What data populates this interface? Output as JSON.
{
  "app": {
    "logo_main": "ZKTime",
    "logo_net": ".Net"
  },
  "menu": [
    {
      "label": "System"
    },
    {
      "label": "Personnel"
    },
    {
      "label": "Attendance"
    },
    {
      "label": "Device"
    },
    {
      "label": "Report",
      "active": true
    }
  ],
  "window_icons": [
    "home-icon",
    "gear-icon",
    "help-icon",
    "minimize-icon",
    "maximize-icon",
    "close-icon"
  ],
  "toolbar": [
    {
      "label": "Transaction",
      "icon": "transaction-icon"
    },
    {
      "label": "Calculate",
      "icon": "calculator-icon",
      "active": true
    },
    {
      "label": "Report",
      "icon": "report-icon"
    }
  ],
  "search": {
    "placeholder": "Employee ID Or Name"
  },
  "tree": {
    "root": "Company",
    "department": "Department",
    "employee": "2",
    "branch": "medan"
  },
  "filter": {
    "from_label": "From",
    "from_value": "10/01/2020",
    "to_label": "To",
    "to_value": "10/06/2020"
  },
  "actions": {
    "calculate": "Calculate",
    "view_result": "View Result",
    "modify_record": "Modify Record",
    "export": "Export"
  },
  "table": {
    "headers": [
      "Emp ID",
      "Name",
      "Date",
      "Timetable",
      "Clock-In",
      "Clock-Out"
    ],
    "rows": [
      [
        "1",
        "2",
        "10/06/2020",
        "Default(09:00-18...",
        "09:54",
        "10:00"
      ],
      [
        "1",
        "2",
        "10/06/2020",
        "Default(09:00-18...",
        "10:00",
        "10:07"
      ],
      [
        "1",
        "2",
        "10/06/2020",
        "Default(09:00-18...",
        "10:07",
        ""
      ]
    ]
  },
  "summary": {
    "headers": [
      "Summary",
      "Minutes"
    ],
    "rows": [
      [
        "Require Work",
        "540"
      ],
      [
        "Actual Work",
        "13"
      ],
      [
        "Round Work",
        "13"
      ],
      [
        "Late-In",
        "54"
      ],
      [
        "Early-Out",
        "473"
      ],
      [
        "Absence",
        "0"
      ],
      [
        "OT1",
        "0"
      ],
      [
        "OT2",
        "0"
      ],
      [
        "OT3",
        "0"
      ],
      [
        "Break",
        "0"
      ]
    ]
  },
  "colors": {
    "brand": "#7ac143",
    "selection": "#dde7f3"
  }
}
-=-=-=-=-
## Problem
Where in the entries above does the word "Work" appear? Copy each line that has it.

## Response to this task
        "Require Work",
        "Actual Work",
        "Round Work",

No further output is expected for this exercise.